Write out each line of the entries below that holds the word "structured".

◆ **Records supplied**:
+===+

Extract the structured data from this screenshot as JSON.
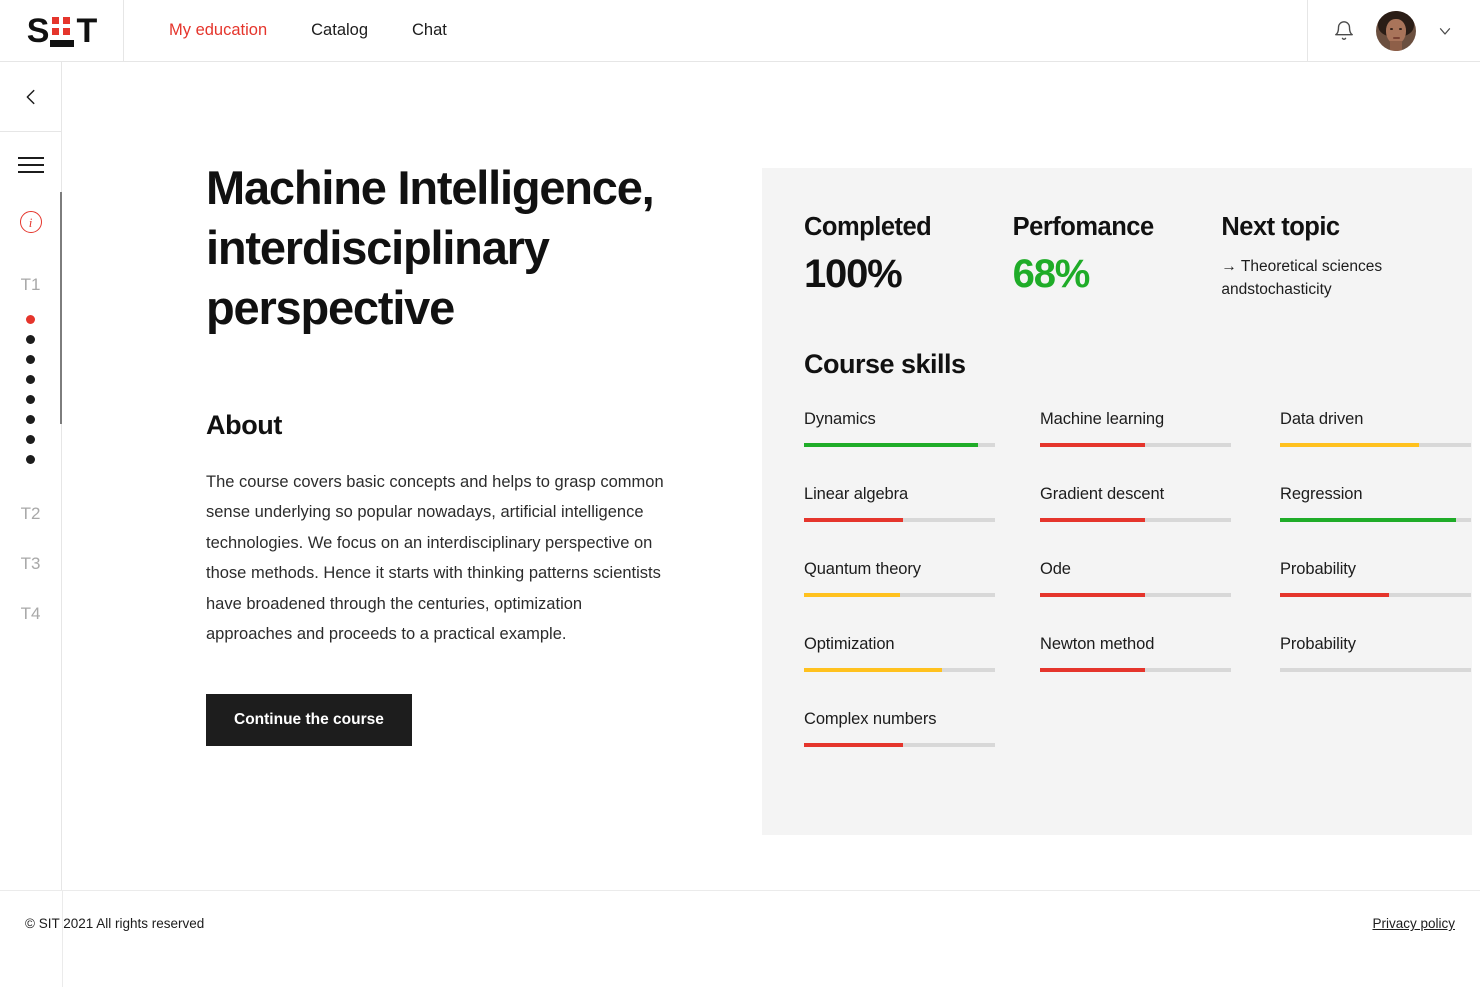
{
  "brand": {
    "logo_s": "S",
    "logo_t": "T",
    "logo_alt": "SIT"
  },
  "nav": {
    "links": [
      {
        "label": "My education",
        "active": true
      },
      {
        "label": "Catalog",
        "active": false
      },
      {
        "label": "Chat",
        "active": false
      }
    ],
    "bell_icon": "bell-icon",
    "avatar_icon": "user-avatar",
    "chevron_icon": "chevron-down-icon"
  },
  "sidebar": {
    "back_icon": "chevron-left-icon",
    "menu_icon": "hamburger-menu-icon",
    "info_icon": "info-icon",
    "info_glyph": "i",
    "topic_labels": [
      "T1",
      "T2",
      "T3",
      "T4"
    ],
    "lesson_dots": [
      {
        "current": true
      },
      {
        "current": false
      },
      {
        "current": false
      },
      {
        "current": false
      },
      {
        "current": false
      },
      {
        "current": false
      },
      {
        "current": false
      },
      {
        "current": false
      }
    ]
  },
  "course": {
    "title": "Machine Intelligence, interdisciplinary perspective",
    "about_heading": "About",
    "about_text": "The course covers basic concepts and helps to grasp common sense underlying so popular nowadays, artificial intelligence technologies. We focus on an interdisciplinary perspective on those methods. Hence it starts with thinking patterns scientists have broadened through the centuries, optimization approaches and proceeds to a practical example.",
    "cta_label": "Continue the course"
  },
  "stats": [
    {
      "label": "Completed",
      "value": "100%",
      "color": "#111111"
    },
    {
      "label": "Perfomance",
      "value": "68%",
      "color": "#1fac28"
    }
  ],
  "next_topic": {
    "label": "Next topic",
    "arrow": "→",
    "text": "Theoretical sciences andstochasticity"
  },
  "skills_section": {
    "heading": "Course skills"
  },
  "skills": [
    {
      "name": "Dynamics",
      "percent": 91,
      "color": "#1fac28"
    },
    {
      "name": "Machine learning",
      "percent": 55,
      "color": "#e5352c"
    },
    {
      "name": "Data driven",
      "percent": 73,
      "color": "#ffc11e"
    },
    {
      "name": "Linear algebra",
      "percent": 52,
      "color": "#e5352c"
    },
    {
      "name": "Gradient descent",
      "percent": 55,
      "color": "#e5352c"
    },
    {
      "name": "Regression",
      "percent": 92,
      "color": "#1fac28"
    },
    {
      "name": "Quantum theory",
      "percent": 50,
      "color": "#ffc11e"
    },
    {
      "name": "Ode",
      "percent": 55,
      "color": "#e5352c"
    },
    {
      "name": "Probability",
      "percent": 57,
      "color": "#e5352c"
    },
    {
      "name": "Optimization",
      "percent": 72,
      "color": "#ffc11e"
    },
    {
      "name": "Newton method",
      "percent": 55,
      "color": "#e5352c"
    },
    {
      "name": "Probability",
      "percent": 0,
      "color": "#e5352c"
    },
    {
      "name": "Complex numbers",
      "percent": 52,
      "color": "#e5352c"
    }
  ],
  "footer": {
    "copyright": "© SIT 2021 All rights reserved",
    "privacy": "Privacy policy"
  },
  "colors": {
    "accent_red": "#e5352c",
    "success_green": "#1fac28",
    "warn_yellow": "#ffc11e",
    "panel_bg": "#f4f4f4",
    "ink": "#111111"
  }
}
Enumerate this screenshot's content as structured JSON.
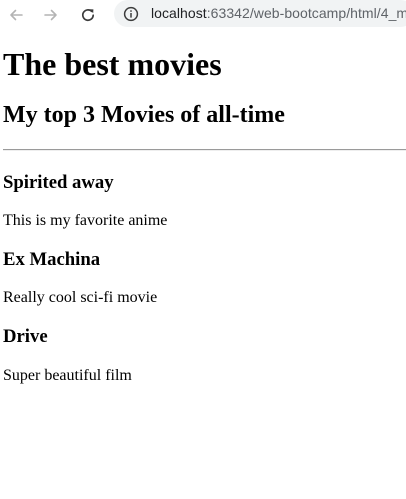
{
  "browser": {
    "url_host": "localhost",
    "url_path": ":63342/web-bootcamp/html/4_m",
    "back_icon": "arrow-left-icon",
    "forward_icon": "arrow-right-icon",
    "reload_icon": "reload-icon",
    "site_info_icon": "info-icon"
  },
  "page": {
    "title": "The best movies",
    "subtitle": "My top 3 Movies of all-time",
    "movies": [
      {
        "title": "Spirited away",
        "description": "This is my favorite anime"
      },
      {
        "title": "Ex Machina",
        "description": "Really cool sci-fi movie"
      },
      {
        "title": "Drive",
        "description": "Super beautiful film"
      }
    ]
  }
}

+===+

◆ **Solved problem**:
Extract the structured data from this screenshot as JSON.
Enumerate this screenshot's content as structured JSON.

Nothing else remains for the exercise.